Data under study

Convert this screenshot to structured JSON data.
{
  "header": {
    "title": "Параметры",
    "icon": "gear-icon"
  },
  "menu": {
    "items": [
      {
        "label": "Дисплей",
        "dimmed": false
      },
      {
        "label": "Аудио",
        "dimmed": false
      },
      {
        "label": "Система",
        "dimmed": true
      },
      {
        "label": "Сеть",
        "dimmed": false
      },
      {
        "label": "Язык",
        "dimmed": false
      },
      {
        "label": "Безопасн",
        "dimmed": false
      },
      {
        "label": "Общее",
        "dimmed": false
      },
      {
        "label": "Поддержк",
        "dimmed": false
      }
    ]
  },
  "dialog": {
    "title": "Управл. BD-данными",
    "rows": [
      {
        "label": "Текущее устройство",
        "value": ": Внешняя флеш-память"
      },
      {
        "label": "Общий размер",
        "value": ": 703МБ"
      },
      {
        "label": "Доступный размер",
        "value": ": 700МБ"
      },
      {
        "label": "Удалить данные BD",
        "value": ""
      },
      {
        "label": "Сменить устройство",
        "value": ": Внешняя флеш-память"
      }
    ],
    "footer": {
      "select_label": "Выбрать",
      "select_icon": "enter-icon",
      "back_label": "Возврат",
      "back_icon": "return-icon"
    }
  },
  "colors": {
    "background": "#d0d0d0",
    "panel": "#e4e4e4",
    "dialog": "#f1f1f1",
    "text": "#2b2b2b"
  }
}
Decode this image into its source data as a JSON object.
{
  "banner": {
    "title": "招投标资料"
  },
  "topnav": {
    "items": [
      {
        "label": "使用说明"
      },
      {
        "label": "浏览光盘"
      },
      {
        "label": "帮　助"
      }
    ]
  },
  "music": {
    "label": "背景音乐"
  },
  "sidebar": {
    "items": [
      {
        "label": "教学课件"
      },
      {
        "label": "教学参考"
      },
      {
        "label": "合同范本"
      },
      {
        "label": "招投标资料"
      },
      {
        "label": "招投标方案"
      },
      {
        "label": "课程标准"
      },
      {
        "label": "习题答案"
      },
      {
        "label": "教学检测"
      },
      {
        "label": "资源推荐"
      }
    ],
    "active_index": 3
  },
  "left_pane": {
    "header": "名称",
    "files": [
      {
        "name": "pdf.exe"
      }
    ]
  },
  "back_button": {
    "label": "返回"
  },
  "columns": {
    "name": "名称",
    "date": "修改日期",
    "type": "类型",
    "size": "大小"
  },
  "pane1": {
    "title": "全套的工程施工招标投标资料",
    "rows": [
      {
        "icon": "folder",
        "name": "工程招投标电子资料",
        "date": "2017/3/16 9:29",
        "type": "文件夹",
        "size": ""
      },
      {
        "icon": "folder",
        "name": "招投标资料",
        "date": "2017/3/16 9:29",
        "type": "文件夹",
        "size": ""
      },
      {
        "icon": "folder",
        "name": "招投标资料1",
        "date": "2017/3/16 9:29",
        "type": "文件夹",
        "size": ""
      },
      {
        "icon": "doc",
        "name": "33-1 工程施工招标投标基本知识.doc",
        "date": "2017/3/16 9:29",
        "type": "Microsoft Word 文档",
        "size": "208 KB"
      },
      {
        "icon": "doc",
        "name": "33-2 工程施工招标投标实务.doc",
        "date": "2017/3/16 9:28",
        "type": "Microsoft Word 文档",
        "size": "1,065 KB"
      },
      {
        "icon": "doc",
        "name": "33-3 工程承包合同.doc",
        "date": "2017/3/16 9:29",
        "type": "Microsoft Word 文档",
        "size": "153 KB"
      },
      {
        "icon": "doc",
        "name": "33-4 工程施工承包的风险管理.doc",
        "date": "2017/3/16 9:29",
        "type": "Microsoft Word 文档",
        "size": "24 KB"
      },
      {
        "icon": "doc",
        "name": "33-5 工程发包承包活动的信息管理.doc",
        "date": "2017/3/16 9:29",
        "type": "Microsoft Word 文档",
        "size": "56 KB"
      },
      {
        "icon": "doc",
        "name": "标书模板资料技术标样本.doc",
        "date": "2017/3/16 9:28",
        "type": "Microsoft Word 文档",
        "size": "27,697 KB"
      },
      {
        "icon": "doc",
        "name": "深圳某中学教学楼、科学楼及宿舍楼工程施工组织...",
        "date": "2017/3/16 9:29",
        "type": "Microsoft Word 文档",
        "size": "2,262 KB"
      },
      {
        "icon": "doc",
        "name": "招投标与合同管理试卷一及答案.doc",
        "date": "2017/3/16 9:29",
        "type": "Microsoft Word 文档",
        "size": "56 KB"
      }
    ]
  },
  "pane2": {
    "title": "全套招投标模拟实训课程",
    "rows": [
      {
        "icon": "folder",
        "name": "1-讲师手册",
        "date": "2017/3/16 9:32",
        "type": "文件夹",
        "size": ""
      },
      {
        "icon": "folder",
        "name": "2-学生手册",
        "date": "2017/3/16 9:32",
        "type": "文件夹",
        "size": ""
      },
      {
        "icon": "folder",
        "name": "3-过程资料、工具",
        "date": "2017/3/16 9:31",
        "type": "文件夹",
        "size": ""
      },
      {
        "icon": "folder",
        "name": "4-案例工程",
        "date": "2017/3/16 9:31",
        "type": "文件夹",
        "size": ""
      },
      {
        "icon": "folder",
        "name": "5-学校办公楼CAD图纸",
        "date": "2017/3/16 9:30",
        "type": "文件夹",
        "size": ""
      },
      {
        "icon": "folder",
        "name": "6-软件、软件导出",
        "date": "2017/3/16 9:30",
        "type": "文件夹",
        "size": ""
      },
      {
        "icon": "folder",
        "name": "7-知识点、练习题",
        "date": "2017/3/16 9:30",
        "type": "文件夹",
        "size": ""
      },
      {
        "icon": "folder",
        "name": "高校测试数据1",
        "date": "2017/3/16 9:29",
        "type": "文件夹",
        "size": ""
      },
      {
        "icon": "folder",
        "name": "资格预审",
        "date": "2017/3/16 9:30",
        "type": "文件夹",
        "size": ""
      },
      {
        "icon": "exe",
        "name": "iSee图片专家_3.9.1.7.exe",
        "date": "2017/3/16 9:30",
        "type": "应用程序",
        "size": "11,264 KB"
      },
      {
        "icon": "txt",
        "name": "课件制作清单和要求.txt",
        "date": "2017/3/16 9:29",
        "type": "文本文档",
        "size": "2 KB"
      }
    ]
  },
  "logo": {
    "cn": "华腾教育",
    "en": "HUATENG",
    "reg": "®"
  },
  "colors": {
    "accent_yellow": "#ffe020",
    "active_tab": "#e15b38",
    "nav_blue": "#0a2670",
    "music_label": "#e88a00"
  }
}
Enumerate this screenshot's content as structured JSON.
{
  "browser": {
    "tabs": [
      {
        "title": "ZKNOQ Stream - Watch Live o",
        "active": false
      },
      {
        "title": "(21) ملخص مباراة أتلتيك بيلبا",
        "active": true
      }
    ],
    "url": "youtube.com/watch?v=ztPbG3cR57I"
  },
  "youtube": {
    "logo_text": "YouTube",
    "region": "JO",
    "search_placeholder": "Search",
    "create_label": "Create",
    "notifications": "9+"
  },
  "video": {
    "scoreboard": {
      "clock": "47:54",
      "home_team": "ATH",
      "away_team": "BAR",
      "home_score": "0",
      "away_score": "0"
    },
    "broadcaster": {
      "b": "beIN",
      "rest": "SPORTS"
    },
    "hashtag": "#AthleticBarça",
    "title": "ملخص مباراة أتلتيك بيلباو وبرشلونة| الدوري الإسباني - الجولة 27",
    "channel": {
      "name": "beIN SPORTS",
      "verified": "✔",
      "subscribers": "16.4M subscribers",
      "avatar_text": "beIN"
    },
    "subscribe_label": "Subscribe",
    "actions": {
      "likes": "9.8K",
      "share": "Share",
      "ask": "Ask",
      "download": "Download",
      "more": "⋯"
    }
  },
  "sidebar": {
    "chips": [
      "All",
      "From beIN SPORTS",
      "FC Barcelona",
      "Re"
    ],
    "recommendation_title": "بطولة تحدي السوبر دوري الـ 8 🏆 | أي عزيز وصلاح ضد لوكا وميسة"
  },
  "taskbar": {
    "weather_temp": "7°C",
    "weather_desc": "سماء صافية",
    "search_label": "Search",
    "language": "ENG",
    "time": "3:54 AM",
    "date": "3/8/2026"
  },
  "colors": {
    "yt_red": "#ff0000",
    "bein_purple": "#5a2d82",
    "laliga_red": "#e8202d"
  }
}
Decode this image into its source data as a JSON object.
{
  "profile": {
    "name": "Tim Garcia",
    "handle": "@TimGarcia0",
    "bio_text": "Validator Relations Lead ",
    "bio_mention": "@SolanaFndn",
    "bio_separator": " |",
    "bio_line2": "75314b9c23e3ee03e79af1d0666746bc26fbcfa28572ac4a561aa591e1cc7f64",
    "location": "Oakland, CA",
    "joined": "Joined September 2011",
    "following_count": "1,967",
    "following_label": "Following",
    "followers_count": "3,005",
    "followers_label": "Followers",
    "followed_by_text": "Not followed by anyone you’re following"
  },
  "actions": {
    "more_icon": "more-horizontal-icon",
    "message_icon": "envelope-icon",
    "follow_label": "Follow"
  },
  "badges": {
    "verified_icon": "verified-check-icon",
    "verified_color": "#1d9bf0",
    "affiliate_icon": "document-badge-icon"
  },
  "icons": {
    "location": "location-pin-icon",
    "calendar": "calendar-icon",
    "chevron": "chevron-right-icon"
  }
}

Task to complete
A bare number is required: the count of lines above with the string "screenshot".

Result
2